The Sugar Hill District was recognized on the National Register of Historic Places in 2003 for being one of the first neighborhoods that Black residents settled and in turn, expanded the community from a quiet neighborhood to a bustling entertainment center. The purchase of the Gotham Hotel by Ernest White set a precedent for more Black community members to purchase homes and businesses in the area. The 1950s saw the district build into a thriving community with Black-owned businesses and bars with an emphasis on jazz music. The jazz scene in Detroit grew with famous performers like Billie Holiday and Al Green performing at various clubs. Unfortunately, a lot of the old buildings here were demolished to make room for the expansion of the Detroit Medical Center, but there’s been recent interest in renovating the area.
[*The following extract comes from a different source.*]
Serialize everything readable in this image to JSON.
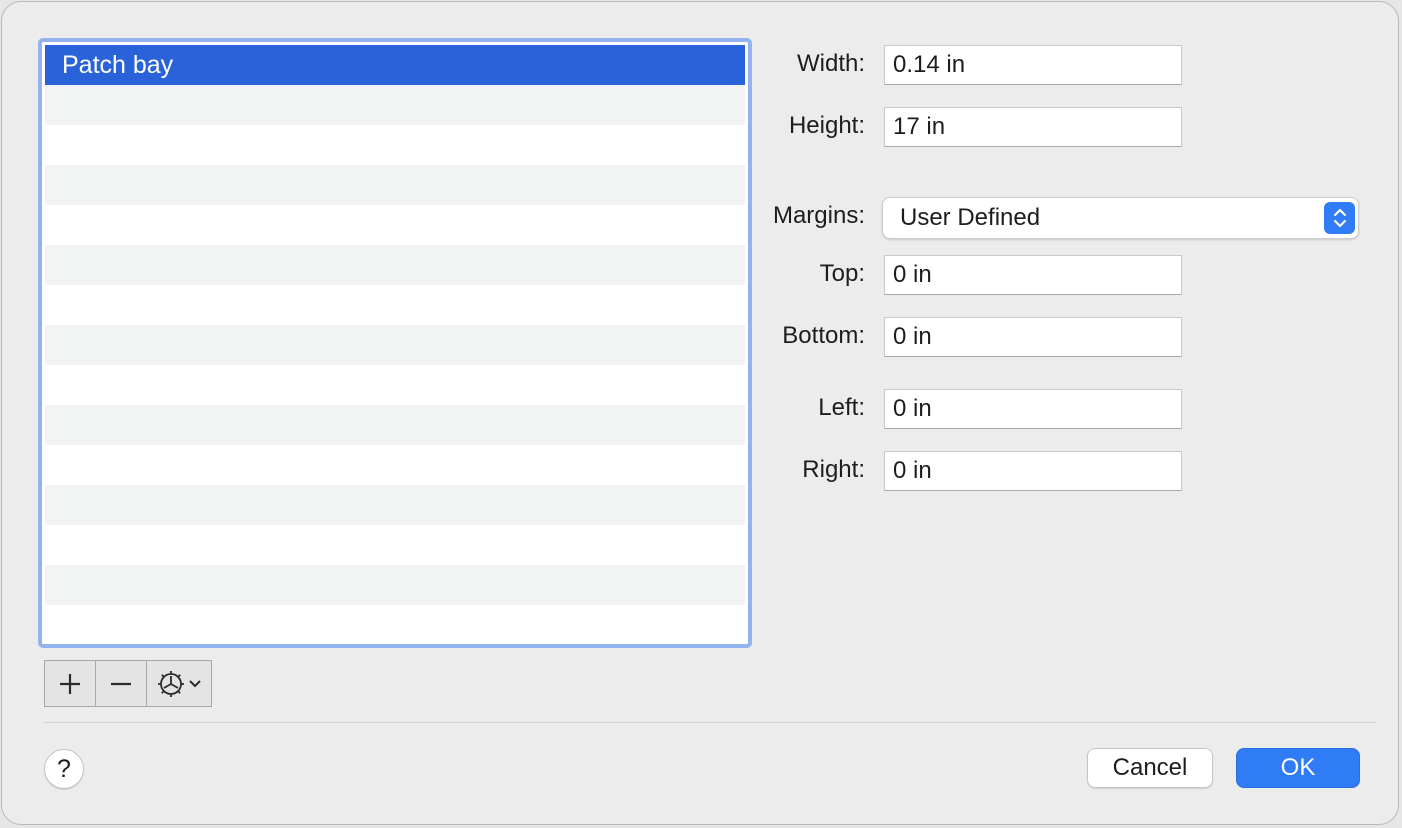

5. First Congregational Church
The first congregational church was established in 1844 and remains a significant part of the Underground Railroad route. Refugees were hidden in the basement as they traveled towards boats that would eventually lead them to freedom in Canada. The church, in order to preserver the legacy of its history for researchers and educators, created the Living Museum, a storytelling simulation of the story of the Underground Railroad, where guests can experience and see first-hand the history of this significant time in history.
Where: 33 E Forest Ave, Detroit, MI 48201
Have you ever heard of “Hitsville U.S.A.?” That’s the nickname given to Motown Records’ first headquarters, and it resides here in the Motown Museum. Opened by Esther Gordy Edwards, the original Motown Records executive and sister of founder Berry Gordon, Motown Museum is a homage to the legacy and talent of many Black musicians that emerged in Detroit. The Supremes, Marvin Gay, Aretha Franklin, and The Jackson 5 just to name a few. The museum will reopen to the public on Thursday, February 18th, and you can book a tour here.
Where: 2648 W Grand Blvd, Detroit, MI 48208
The Plowshares Theater Company amplifies the African American voice through plays, performances, and stories. It established in 1989 as one of the first African-American theaters in Detroit and is recognized as the only one professional African-American theater house in Michigan. Experience a theater that nurtures established and rising artists that’ll make you feel like you’re on Broadway.
Where: 440 Burroughs St #185, Detroit, MI 48202
This museum can tell the story of its impact just through its name. A place that details the innovation and impact of America through its foreword thinking. Rosa Parks’ impact is memorialized here through the renovated 1955 bus that she sat in that historical day. Ford also offered Black Detroiters economic opportunities through his automobile factory, boosting the abilities for Black members to gain better jobs during this time, making this one of Detroit’s best stops on a historical tour around Detroit. Book your tickets for a tour here.
Where: 20900 Oakwood Blvd, Dearborn, MI 48124
[featured image via Wikipedia Commons]